Dr Mike Callan, Yusuke Kanamaru, Darren Warner

AN OLYMPIC coach of the Japanese judo team has spoken with researchers from the University of Chichester as he prepares for the 2020 Tokyo Games.

Yusuke Kanamaru (above centre), himself a former Olympian, spent a day with the Institute of Sport to study best coaching practice as part of his professional development.

The All-Japan national team coach, who visited from Ryotokuji University, is the personal trainer of Rio Olympic medal-winner Shohei Ono and 2015 world champion Takanori Nagase.

Mr Kanamaru said he visited the University of Chichester to learn about European coaching styles to try improve his understanding of coaching methods.

He added: “In Japan we have to make great success in the home Olympics in 2020 especially in our national sport.

“This is a good opportunity to make great research collaboration between Chichester and Ryotokuji University.”

The academics from the University of Chichester’s Institute of Sport, met by Mr Kanamaru, have provided specialist expertise in learning and teaching to international athletes and professional associations since 2000.

Its researchers include the past-president of the International Sociology of Sport Association and Corresponding Editor of the International Review for the Sociology of Sport.

Dr Mike Callan (above left), a Reader in the Department of Sport Development and Management, is the President of the International Association of Judo Researchers whose specialism sits within supporting former athletes through education.

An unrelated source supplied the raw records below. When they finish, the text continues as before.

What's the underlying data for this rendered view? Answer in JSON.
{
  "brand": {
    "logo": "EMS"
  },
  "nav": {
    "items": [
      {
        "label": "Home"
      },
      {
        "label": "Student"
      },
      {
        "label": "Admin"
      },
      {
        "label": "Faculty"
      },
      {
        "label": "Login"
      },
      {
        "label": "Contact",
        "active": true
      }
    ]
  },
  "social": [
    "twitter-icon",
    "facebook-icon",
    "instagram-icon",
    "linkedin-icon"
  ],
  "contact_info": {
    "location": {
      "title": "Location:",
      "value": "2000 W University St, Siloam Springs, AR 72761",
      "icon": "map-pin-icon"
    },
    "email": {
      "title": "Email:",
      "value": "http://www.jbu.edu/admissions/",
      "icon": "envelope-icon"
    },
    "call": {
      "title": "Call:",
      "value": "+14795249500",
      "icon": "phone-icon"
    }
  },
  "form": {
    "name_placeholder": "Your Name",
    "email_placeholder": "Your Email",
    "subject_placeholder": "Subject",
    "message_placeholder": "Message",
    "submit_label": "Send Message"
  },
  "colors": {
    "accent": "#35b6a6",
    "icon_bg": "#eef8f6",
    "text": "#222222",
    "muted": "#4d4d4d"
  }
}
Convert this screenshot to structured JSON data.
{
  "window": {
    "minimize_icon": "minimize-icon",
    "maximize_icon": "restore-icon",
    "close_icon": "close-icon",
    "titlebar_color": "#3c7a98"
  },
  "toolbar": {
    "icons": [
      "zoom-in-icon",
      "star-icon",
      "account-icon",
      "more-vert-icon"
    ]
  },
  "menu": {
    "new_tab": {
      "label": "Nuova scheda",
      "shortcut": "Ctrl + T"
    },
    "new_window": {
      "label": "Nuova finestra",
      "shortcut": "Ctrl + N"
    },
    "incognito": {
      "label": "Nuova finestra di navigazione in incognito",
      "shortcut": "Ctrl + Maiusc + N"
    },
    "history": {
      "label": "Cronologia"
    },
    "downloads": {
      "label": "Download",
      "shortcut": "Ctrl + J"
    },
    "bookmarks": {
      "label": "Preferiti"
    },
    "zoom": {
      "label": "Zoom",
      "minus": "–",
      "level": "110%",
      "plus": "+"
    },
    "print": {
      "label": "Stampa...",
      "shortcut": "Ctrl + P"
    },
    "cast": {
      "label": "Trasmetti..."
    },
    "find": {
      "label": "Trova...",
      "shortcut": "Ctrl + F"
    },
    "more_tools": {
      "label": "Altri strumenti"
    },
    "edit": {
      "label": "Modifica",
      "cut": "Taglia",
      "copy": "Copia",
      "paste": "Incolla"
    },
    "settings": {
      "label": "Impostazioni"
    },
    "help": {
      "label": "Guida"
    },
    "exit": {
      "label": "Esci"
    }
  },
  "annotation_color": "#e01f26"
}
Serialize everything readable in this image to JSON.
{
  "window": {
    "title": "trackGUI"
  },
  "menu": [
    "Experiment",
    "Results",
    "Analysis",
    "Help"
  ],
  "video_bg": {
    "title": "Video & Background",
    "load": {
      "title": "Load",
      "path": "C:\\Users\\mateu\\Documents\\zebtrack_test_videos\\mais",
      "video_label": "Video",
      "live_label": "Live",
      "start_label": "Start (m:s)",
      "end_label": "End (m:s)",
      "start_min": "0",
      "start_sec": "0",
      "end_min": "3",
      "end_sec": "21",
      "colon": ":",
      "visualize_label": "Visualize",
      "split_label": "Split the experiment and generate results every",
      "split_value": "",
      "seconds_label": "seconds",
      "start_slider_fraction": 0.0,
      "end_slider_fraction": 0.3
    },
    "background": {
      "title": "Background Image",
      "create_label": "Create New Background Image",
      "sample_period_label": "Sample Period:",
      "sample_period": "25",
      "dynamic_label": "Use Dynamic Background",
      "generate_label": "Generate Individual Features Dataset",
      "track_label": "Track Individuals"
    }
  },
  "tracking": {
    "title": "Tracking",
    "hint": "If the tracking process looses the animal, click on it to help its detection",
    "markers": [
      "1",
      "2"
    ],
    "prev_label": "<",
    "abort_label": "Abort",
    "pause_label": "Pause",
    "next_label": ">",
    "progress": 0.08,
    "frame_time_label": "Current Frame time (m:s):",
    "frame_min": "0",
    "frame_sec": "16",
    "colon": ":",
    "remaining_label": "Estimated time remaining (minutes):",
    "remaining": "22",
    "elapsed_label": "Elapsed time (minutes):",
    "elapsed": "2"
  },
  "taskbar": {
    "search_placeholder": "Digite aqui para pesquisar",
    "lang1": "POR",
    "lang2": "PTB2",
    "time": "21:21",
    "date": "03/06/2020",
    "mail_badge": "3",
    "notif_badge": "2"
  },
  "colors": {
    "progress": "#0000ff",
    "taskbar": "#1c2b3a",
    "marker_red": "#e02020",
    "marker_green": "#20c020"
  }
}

He said: “Yusuke is interested to find out about coaching approaches in the UK and Europe, he will be an important coach for Japan during the Tokyo 2020 Olympic Games.”

Also present at the visit was Welsh Judo CEO Darren Warner, who is to begin a PhD into skill acquisition at the University of Chichester in October.

Mr Warner (above right), a former Team GB coach to London 2012 silver medallist Gemma Gibson, said: “The Tokyo Games are not that far away, we are at the stage of developing the next generation of athletes in the 16 to 25-year-old age group.

“Studying for my PhD at Chichester I hope to develop an educational system that understands how and why people progress through good coaching and best practice.”

To find out more about research undertaken by the Department of Sport Development and Management at the University of Chichester go to